A healthy diet that is devoid of raw meat and uncooked eggs, electrolyte replacement therapy, anti-inflammatory drugs, immune system enhancing drugs, and parasite control also are recommended. Twice-yearly veterinary checkups that include blood and urine tests also are considered standard by most practitioners.

 Caroline Is Hoping for an Eleventh-Hour Miracle

Left untreated, FIV-positive cats can come down with cancer, renal failure, and various blood disorders. On the other hand, all of those deadly diseases plus anemia, liver damage, bone marrow depressions, and gastrointestinal difficulties are common side effects associated with the administration of Zidovudine, an HIV antiviral that is manufactured by Glaxo-Smith-Kline but also prescribed by some veterinarians as a so-called "extra-label" treatment for both FIV and the Feline Leukemia Virus (FeLV). (See Nicholas Dodman of Pet Place, August 7, 2015, "Zidovudine (AZT, Retrovir®) for Cats.")

Ideally, Tierheim Heppenheim would like to place Caroline with an apartment dweller who also has an enclosed balcony so that she could occasionally get some sun and fresh air. A homeowner with a fenced-in garden would be even better provided that her new guardian would be willing to either watch over her while she is outside or to string a net across the top of her outdoor playground.

To its credit, the shelter has been up front about Caroline's condition but that in no way makes its job of securing a new home for her any easier. Just the very mention of FIV still scares the bejesus out of most would-be adopters.

"Vielleicht ergibt sich für die nette Seniorin noch eine Chance," Tierheim Heppenheim pleaded with the readers of the Echo of Darmstadt on February 16th. (See "Tier die Woche: Katze Caroline braucht viel Zuwendung.")

Since it is not believed that Tierheim Heppenheim is a no-kill operation, the sand may be rapidly running out of the hourglass as far as Caroline is concerned.
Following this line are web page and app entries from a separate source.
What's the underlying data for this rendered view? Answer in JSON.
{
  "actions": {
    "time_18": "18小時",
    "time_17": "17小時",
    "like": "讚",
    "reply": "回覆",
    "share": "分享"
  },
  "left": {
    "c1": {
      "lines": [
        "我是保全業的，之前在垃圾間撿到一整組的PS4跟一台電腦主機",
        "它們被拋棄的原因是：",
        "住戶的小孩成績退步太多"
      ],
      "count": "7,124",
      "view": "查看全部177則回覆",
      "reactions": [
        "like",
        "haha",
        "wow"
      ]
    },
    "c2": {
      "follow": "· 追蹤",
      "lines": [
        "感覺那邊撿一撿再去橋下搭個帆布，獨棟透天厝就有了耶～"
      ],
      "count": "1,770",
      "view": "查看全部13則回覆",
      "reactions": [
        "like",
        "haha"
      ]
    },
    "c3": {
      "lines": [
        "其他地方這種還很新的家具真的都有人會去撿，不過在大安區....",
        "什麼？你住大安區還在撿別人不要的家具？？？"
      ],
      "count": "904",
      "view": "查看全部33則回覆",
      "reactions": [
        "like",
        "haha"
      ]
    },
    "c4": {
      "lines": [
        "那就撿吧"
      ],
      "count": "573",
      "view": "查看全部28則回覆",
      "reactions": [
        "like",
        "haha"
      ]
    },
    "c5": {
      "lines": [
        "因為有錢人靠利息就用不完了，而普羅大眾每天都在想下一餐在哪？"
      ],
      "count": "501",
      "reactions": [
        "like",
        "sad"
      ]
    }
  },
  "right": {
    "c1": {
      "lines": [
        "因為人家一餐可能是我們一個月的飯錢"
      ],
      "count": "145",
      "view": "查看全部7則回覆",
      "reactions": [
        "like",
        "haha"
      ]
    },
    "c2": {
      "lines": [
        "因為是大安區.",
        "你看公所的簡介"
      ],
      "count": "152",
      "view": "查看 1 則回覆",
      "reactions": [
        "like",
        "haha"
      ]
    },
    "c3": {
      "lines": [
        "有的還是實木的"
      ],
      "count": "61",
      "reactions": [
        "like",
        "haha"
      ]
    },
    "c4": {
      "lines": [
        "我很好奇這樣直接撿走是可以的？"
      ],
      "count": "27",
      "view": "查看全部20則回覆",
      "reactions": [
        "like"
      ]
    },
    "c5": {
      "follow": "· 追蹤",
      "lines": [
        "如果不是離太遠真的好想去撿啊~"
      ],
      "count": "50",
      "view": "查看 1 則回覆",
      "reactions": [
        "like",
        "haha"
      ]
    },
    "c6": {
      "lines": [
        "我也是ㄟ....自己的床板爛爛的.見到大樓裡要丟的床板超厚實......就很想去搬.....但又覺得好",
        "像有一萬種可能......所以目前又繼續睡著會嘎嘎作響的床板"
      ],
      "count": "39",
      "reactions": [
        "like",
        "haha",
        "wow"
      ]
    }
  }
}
Even so, that does not necessarily mean that she has to end up like Rufus.

Anyone who therefore would be willing to spare this wonderful, but terribly unlucky, cat's life is encouraged to contact the shelter either by telephone at 49-06252-72637, by email at info@tierheim-heppenheim.de, on the web at www.tierheim-heppeheim.de, or on Facebook.

Caroline still has considerable life left in her and tons of love and companionship to offer some extremely fortunate individual who would be willing to adopt her. All that she really needs is another chance at life.

Photos: Tierheim Heppenheim.